What are the "References" links in search results?

The "references" for a particular database record are its cross-references to different records in other EBI databases. For example, a gene in Ensembl is likely to have one or more references to proteins in UniProt which represent the gene's protein products.

What are the "View" links in some search results?

Some database records listed in the search results are available to view in more than one format or through more than one viewing application. For example, nucleotide sequences are commonly available to view in the European Nucleotide Archive's website, directly as flat files in EMBL format, etc.

What are the category links at the top left?

The links in this section function as filters over your search results. That is, each link represents a category of the type of records that can be searched, and clicking it restricts the search to only records within that category. Each category usually contains results from one or more databases, but there are also categories for the literature (Medline and Patents) and non-data web pages (e.g. press releases and staff).

Once you click a category to filter with, the search results to the right will be updated. Links will also appear underneath the category link you clicked representing subcategories or individual databases that you can choose to further limit the results. To return to searching all records, click "All results" above the category list.

What are the "query suggestions" links?

Visible when expanding the "query suggestions" panel on the left side of the page, these links are suggestions for terms that you might add to your original query to further refine your search. The suggestions have been automatically derived as those which will deliver a discrete subset of the existing results.

How are results ordered?

Results are ordered by relevance to your search query. This incorporates both:

  1. How well your search terms match a field. For example, whether the field exactly matches the terms, as opposed to contains the terms amongst a long list of other terms.
  2. How important the matched field is in describing the record. For example, matches against an identifier are more relevant than those matching the description.

Why do some search queries not have Gene and Protein Summaries?

The search engine will only display links to summaries at the top of the search results if it is able to confidently identify a gene or protein from your query. To do this, it matches against:
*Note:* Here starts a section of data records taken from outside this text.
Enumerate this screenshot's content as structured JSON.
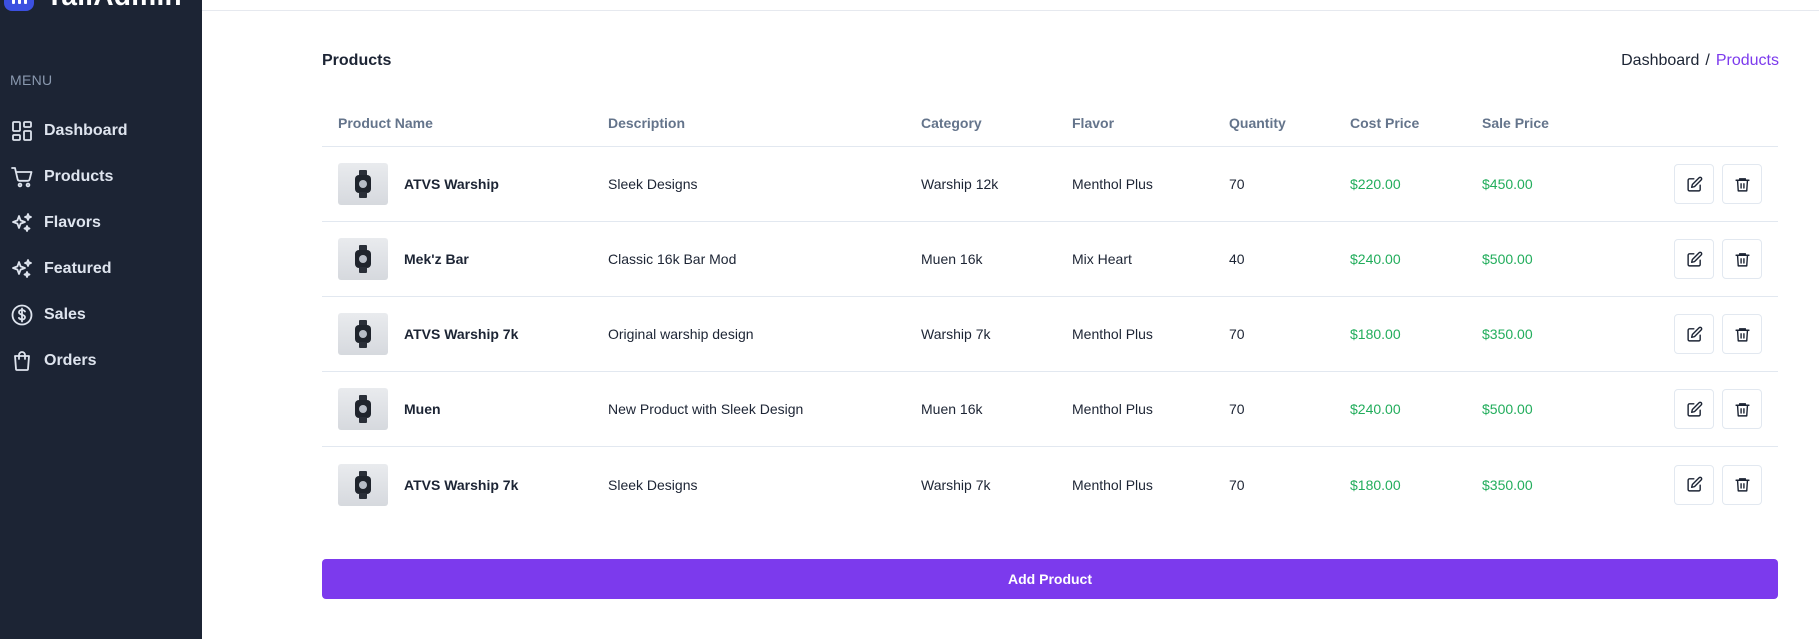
{
  "brand": {
    "name": "TailAdmin",
    "logo_icon": "bar-chart-logo"
  },
  "sidebar": {
    "heading": "MENU",
    "items": [
      {
        "key": "dashboard",
        "label": "Dashboard",
        "icon": "grid-icon"
      },
      {
        "key": "products",
        "label": "Products",
        "icon": "cart-icon"
      },
      {
        "key": "flavors",
        "label": "Flavors",
        "icon": "sparkles-icon"
      },
      {
        "key": "featured",
        "label": "Featured",
        "icon": "sparkles-icon"
      },
      {
        "key": "sales",
        "label": "Sales",
        "icon": "dollar-circle-icon"
      },
      {
        "key": "orders",
        "label": "Orders",
        "icon": "shopping-bag-icon"
      }
    ]
  },
  "page": {
    "title": "Products",
    "breadcrumb": {
      "home": "Dashboard",
      "separator": "/",
      "current": "Products"
    }
  },
  "table": {
    "headers": {
      "name": "Product Name",
      "description": "Description",
      "category": "Category",
      "flavor": "Flavor",
      "quantity": "Quantity",
      "cost_price": "Cost Price",
      "sale_price": "Sale Price"
    },
    "rows": [
      {
        "name": "ATVS Warship",
        "description": "Sleek Designs",
        "category": "Warship 12k",
        "flavor": "Menthol Plus",
        "quantity": "70",
        "cost_price": "$220.00",
        "sale_price": "$450.00"
      },
      {
        "name": "Mek'z Bar",
        "description": "Classic 16k Bar Mod",
        "category": "Muen 16k",
        "flavor": "Mix Heart",
        "quantity": "40",
        "cost_price": "$240.00",
        "sale_price": "$500.00"
      },
      {
        "name": "ATVS Warship 7k",
        "description": "Original warship design",
        "category": "Warship 7k",
        "flavor": "Menthol Plus",
        "quantity": "70",
        "cost_price": "$180.00",
        "sale_price": "$350.00"
      },
      {
        "name": "Muen",
        "description": "New Product with Sleek Design",
        "category": "Muen 16k",
        "flavor": "Menthol Plus",
        "quantity": "70",
        "cost_price": "$240.00",
        "sale_price": "$500.00"
      },
      {
        "name": "ATVS Warship 7k",
        "description": "Sleek Designs",
        "category": "Warship 7k",
        "flavor": "Menthol Plus",
        "quantity": "70",
        "cost_price": "$180.00",
        "sale_price": "$350.00"
      }
    ]
  },
  "actions": {
    "add_product": "Add Product"
  },
  "colors": {
    "sidebar_bg": "#1c2434",
    "accent": "#7c3aed",
    "price": "#22ad5c",
    "brand_blue": "#3c50e0"
  }
}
  • A gene identifier, as used by Ensembl or Ensembl Genomes (depending on the species).
  • A protein identifier: either UniProt ID or UniProt accession.
  • A protein structure identifier from PDBe.
  • A gene symbol, or one of its synonyms.

It is not usually possible to identify a gene from only its long description.

Which species can have Gene and Protein Summaries?

At present we are only able to offer summaries for genes and proteins from a core set of five species. These are human, mouse, yeast, nematode and fruitfly. More species may be added in future. In the meantime, the full range of species are still included in the full search results list.

Can you explain the list of summaries for my gene?

If you search for a gene, protein or structure, links will be included containing links to summaries for the gene in one or more species. Orthologous genes are grouped together in the list, even if they do not have the same name. Orthologues from different species that each match your search will be displayed by default. If there are more orthologues from other species, you can see them by clicking "View all organisms in this group".

Sometimes more than one group of genes will match your search This is because they share a gene name or synonym, but are not orthologues. When this happens the best match will be displayed first, with the other(s) being visible by clicking the "More" button underneath it.

Why are there multiple Gene and Protein Summaries for some genes?

It is not always possible to show a 1:1 relationship between orthologues due to the underlying biology or difficulty in ascertaining the ancestry of a group of genes. When gene duplications occur within a species after a species divergence event this can result in, for example, one human gene having three orthologues in the nematode.

How can I find more advanced or technical information?

Please consult the Search technical documentation.